  4. Recognize and analyze use of ambiguity, contradiction, paradox, irony, overstatement, and understatement in text.
  5. Analyze false premises claims, counterclaims, and other evidence in persuasive writing.

12.6

The student will write in a variety of forms to include persuasive/argumentative reflective, interpretive, and analytic with an emphasis on persuasion/argumentation.
  1. Apply components of a recursive writing process for multiple purposes to create a focused, organized, and coherent piece of writing to address a specific audience and purpose.
  2. Produce arguments in writing that develop a thesis to demonstrate knowledgeable judgments, address counterclaims, and provide effective conclusions.
  3. Use a variety of rhetorical strategies to clarify and defend a position organizing claims, counterclaims, and evidence in a sustained and logical sequence.
  4. Blend multiple forms of writing including embedding a narrative to produce effective essays.
  5. Adapt evidence, vocabulary, voice, and tone to audience, purpose, and situation.
  6. Use words, phrases, clauses, and varied syntax to connect all parts of the argument creating cohesion from the information presented.
  7. Revise writing for clarity of content, depth of information, and technique of presentation.
  8. Write and revise to a standard acceptable both in the workplace and in postsecondary education.
  9. Write to clearly describe personal qualifications for potential occupational or educational opportunities.

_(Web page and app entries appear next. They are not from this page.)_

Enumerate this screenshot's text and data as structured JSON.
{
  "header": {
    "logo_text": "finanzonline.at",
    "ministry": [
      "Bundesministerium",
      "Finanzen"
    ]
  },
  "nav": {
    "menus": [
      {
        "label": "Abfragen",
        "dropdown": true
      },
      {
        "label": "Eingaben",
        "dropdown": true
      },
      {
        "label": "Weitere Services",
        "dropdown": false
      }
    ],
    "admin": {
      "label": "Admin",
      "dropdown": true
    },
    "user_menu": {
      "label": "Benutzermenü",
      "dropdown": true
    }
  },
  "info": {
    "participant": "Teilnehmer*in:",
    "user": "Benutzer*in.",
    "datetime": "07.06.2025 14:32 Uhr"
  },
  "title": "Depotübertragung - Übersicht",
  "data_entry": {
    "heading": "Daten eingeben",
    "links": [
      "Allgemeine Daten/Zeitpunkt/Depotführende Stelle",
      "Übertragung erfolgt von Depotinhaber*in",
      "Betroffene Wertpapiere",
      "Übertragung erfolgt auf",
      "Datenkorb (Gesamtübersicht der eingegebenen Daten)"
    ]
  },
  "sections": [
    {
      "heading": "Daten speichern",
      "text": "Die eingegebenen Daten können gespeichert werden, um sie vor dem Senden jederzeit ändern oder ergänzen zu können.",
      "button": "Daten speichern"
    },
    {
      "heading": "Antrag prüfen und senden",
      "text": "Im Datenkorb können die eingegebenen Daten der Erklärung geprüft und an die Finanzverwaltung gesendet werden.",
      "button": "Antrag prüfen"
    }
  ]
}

Other Related Standards

FCCLA National Programs

Families First: Meet the Challenge

 

Financial Fitness: Earning

 

Financial Fitness: Protecting

 

Financial Fitness: Saving

 

Financial Fitness: Spending

 

Power of One: A Better You

 

FCCLA: STAR Events (2019)

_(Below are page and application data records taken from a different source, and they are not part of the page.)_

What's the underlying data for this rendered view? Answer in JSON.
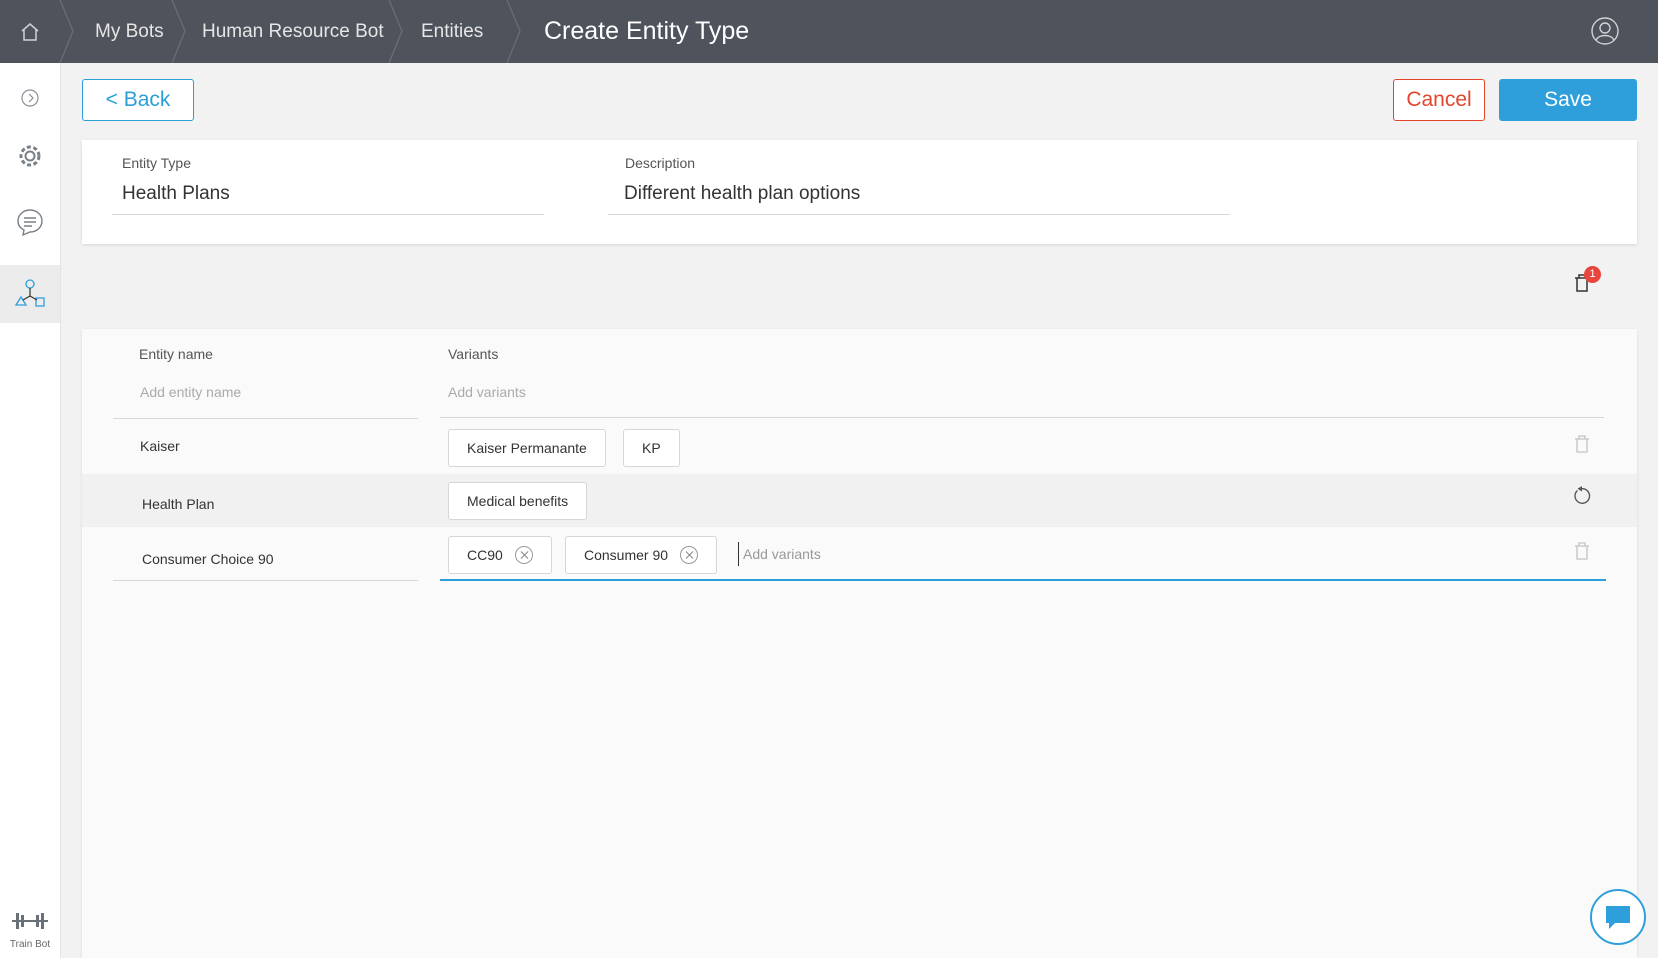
{
  "breadcrumb": {
    "items": [
      "My Bots",
      "Human Resource Bot",
      "Entities"
    ],
    "title": "Create Entity Type"
  },
  "toolbar": {
    "back_label": "< Back",
    "cancel_label": "Cancel",
    "save_label": "Save"
  },
  "entity_type": {
    "type_label": "Entity Type",
    "type_value": "Health Plans",
    "description_label": "Description",
    "description_value": "Different health plan options"
  },
  "trash": {
    "badge_count": "1"
  },
  "entities": {
    "name_header": "Entity name",
    "variants_header": "Variants",
    "name_placeholder": "Add entity name",
    "variants_placeholder": "Add variants",
    "rows": [
      {
        "name": "Kaiser",
        "variants": [
          "Kaiser Permanante",
          "KP"
        ],
        "action": "trash-icon"
      },
      {
        "name": "Health Plan",
        "variants": [
          "Medical benefits"
        ],
        "action": "undo-icon"
      },
      {
        "name": "Consumer Choice 90",
        "variants": [
          "CC90",
          "Consumer 90"
        ],
        "input_placeholder": "Add variants",
        "action": "trash-icon"
      }
    ]
  },
  "sidebar": {
    "train_label": "Train Bot"
  },
  "colors": {
    "topbar": "#4e535c",
    "accent": "#2f9fdc",
    "danger": "#e2452b"
  }
}
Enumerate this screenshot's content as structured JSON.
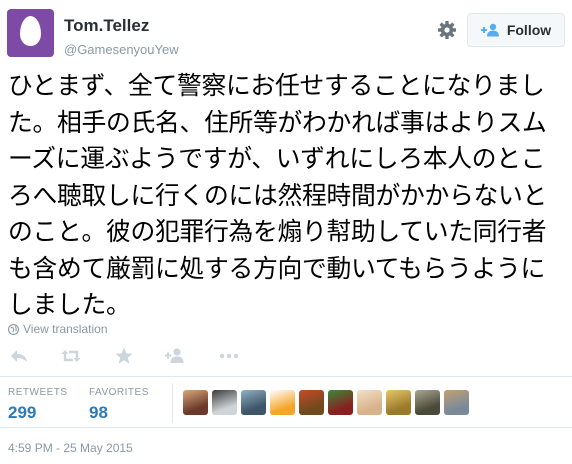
{
  "user": {
    "name": "Tom.Tellez",
    "handle": "@GamesenyouYew",
    "avatar_color": "#7d4aa5"
  },
  "follow_label": "Follow",
  "accent_color": "#2b7bb9",
  "tweet_text": "ひとまず、全て警察にお任せすることになりました。相手の氏名、住所等がわかれば事はよりスムーズに運ぶようですが、いずれにしろ本人のところへ聴取しに行くのには然程時間がかからないとのこと。彼の犯罪行為を煽り幇助していた同行者も含めて厳罰に処する方向で動いてもらうようにしました。",
  "translate_label": "View translation",
  "actions": [
    "reply-icon",
    "retweet-icon",
    "favorite-icon",
    "follow-user-icon",
    "more-icon"
  ],
  "stats": {
    "retweets_label": "RETWEETS",
    "retweets": "299",
    "favorites_label": "FAVORITES",
    "favorites": "98"
  },
  "favoriters": [
    {
      "color": "#6b3a2a",
      "accent": "#d9a87c"
    },
    {
      "color": "#cfd4d8",
      "accent": "#3a3a3a"
    },
    {
      "color": "#3d5566",
      "accent": "#8fb0c4"
    },
    {
      "color": "#f4a52a",
      "accent": "#ffffff"
    },
    {
      "color": "#6e4a1e",
      "accent": "#c94a2a"
    },
    {
      "color": "#8a1f1f",
      "accent": "#3a8a3a"
    },
    {
      "color": "#d8b28a",
      "accent": "#f3e0c8"
    },
    {
      "color": "#9a7a2a",
      "accent": "#e8c86a"
    },
    {
      "color": "#4a4a3a",
      "accent": "#a8a890"
    },
    {
      "color": "#7a8a9a",
      "accent": "#c4a070"
    }
  ],
  "timestamp": "4:59 PM - 25 May 2015"
}
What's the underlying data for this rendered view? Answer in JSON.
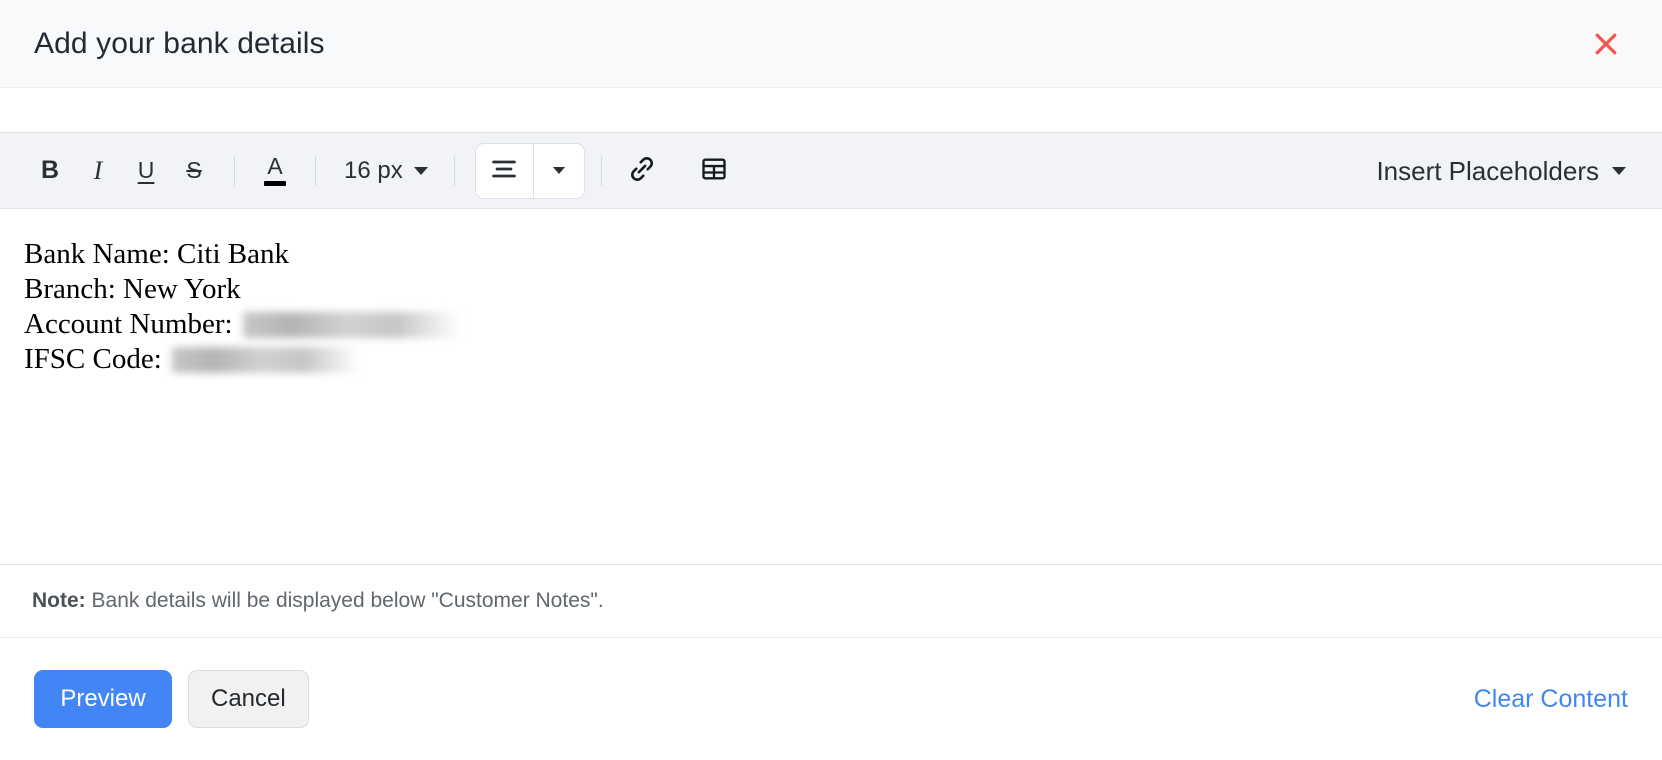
{
  "header": {
    "title": "Add your bank details",
    "close_icon": "close-icon",
    "close_color": "#f4564f"
  },
  "toolbar": {
    "bold_label": "B",
    "italic_label": "I",
    "underline_label": "U",
    "strikethrough_label": "S",
    "text_color_label": "A",
    "text_color_swatch": "#000000",
    "font_size_value": "16 px",
    "align_icon": "align-left-icon",
    "align_caret_icon": "chevron-down-icon",
    "link_icon": "link-icon",
    "table_icon": "table-icon",
    "placeholders_label": "Insert Placeholders",
    "placeholders_caret_icon": "chevron-down-icon"
  },
  "editor": {
    "lines": [
      {
        "label": "Bank Name: Citi Bank",
        "redacted": false
      },
      {
        "label": "Branch: New York",
        "redacted": false
      },
      {
        "label": "Account Number:",
        "redacted": true
      },
      {
        "label": "IFSC Code:",
        "redacted": true
      }
    ]
  },
  "note": {
    "prefix": "Note:",
    "text": "Bank details will be displayed below \"Customer Notes\"."
  },
  "footer": {
    "preview_label": "Preview",
    "cancel_label": "Cancel",
    "clear_label": "Clear Content",
    "primary_color": "#4285f4"
  }
}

Event Management

 

National Programs in Action

 

Professional Presentation

 

Public Policy Advocate

 

National Standards for Family and Consumer Sciences Education

2.1.1

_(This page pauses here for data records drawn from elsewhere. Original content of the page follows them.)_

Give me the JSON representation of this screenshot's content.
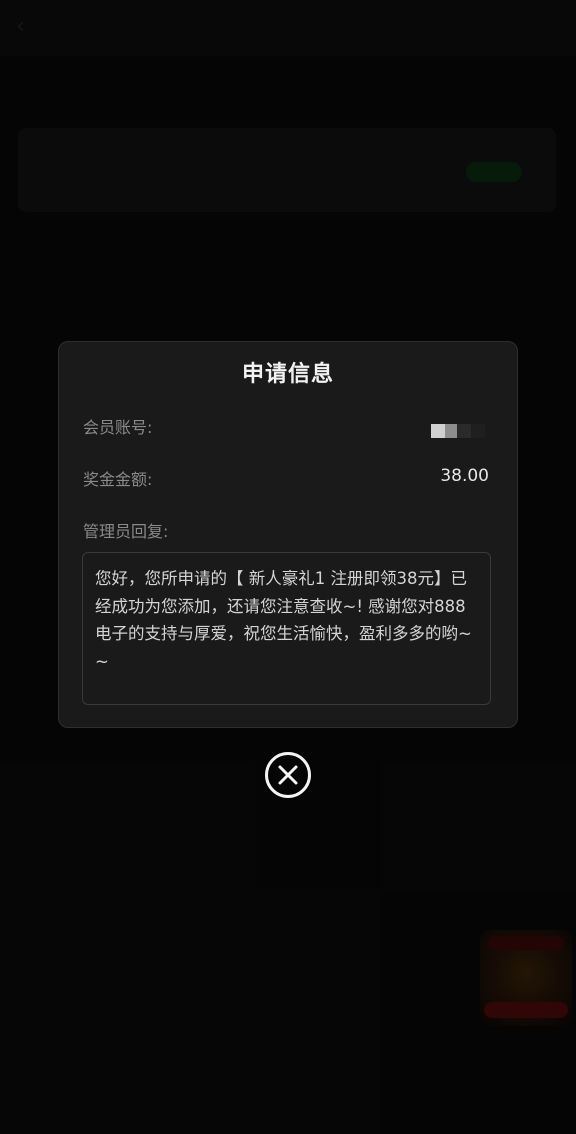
{
  "underlying_page": {
    "back_icon": "chevron-left-icon"
  },
  "dialog": {
    "title": "申请信息",
    "member_account_label": "会员账号:",
    "member_account_value_masked": true,
    "bonus_amount_label": "奖金金额:",
    "bonus_amount_value": "38.00",
    "admin_reply_label": "管理员回复:",
    "admin_reply_text": "您好，您所申请的【 新人豪礼1 注册即领38元】已经成功为您添加，还请您注意查收~! 感谢您对888电子的支持与厚爱，祝您生活愉快，盈利多多的哟~~"
  },
  "close_button": {
    "icon": "close-circle-icon"
  },
  "colors": {
    "background": "#070707",
    "dialog_bg": "#1a1a1a",
    "dialog_border": "#2e2e2e",
    "label_text": "#8a8a8a",
    "value_text": "#e6e6e6",
    "close_icon": "#f4f4f4"
  }
}
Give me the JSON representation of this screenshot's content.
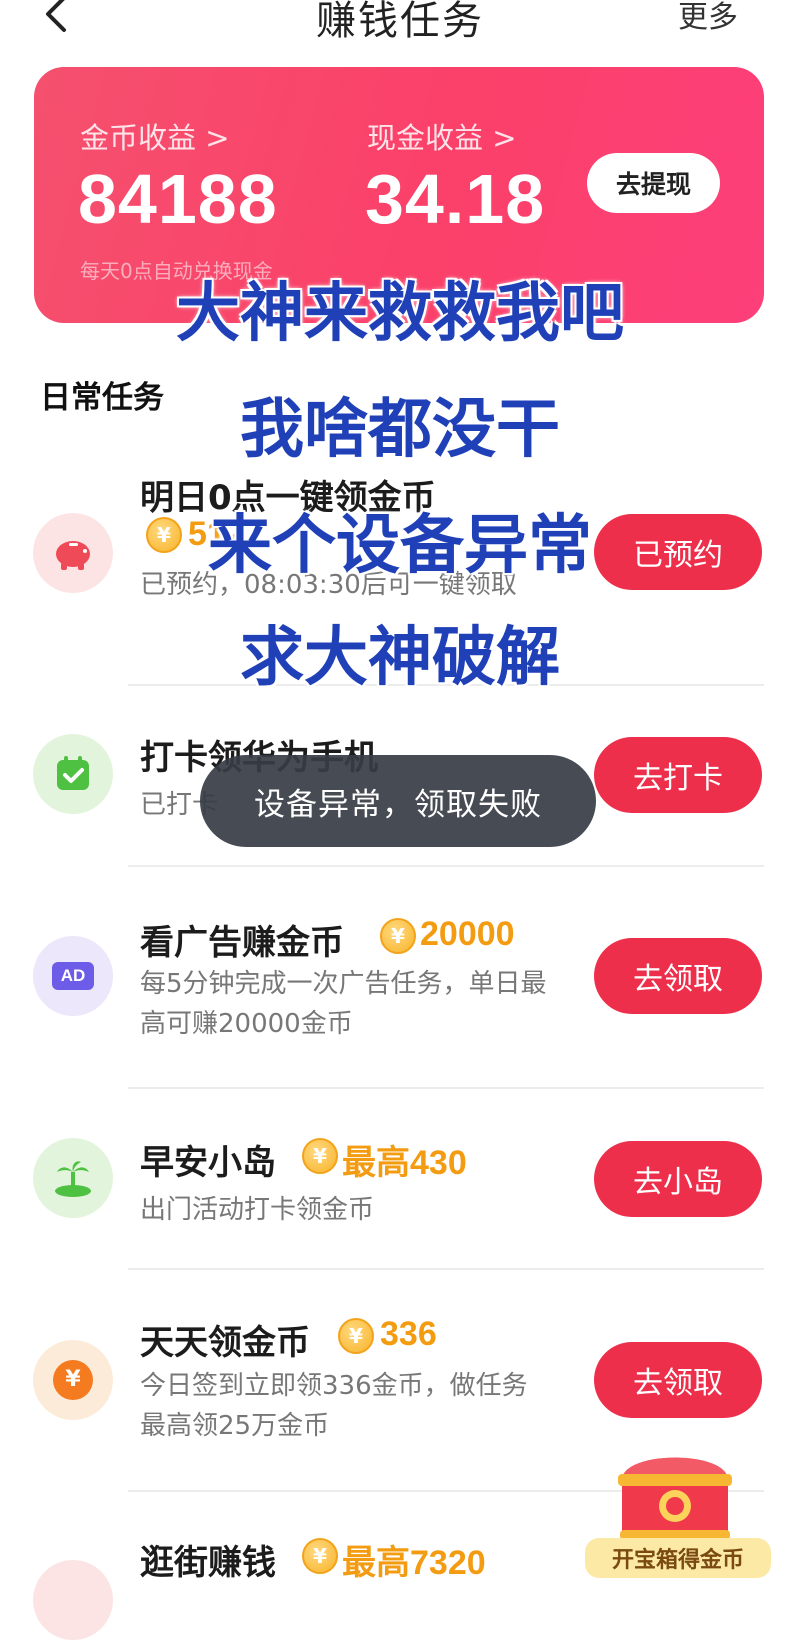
{
  "header": {
    "title": "赚钱任务",
    "more_label": "更多"
  },
  "earnings": {
    "coin_label": "金币收益 >",
    "coin_value": "84188",
    "cash_label": "现金收益 >",
    "cash_value": "34.18",
    "withdraw_label": "去提现",
    "note": "每天0点自动兑换现金"
  },
  "section_title": "日常任务",
  "tasks": [
    {
      "name": "明日0点一键领金币",
      "reward": "512",
      "desc": "已预约，08:03:30后可一键领取",
      "button": "已预约",
      "icon": "piggy-bank-icon",
      "icon_bg": "#fde4e4"
    },
    {
      "name": "打卡领华为手机",
      "reward": "",
      "desc": "已打卡",
      "button": "去打卡",
      "icon": "calendar-check-icon",
      "icon_bg": "#e2f5dc"
    },
    {
      "name": "看广告赚金币",
      "reward": "20000",
      "desc": "每5分钟完成一次广告任务，单日最高可赚20000金币",
      "button": "去领取",
      "icon": "ad-icon",
      "icon_bg": "#ece7fb"
    },
    {
      "name": "早安小岛",
      "reward": "最高430",
      "desc": "出门活动打卡领金币",
      "button": "去小岛",
      "icon": "island-icon",
      "icon_bg": "#e2f5dc"
    },
    {
      "name": "天天领金币",
      "reward": "336",
      "desc": "今日签到立即领336金币，做任务最高领25万金币",
      "button": "去领取",
      "icon": "yuan-coin-icon",
      "icon_bg": "#fdebd9"
    },
    {
      "name": "逛街赚钱",
      "reward": "最高7320",
      "desc": "",
      "button": "",
      "icon": "shopping-icon",
      "icon_bg": "#fde4e4"
    }
  ],
  "toast": "设备异常，领取失败",
  "overlay_lines": [
    "大神来救救我吧",
    "我啥都没干",
    "来个设备异常",
    "求大神破解"
  ],
  "chest_label": "开宝箱得金币",
  "colors": {
    "accent": "#ed2f4b",
    "card_gradient_start": "#f5506e",
    "card_gradient_end": "#fd3f7a",
    "reward": "#f39c12",
    "overlay_text": "#2040b8"
  }
}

Apply time management, organizational, and process skills to prioritize tasks and achieve goals.

2.1.2

Analyze how individuals and families make choices to satisfy needs and wants.

2.1.3

Analyze decisions about providing safe and nutritious food for individuals and families.

2.5.1

Analyze the use of resources in making choices that satisfy needs and wants of individuals and families and communities.

2.5.4

Analyze practices that allow families to maintain economic self-sufficiency.

2.5.3

Analyze economic effects of laws and regulations that pertain to consumers and providers of services.

2.5.2

Analyze individual and family roles in the economic system.

2.6.4

Evaluate personal and legal documents related to effective management of individual and family finances.

2.6.2

Apply financial management principles to individual and family financial practices.

2.6.1

Evaluate the need for personal and family financial planning.

3.2.5

Apply strategies to reduce the risk of consumer fraud.

3.3.2

Demonstrate components of a financial planning process that reflect the distinction between needs, wants, values, goals, and economic resources for a variety of diverse populations.

3.3.1

Explain the effects of the economy on personal income, individual and family security, and consumer decisions.

3.3.3

Analyze the effect of consumer credit on short- and long-term financial planning.

3.3.5

Examine the effects of risk management strategies on long-term financial planning.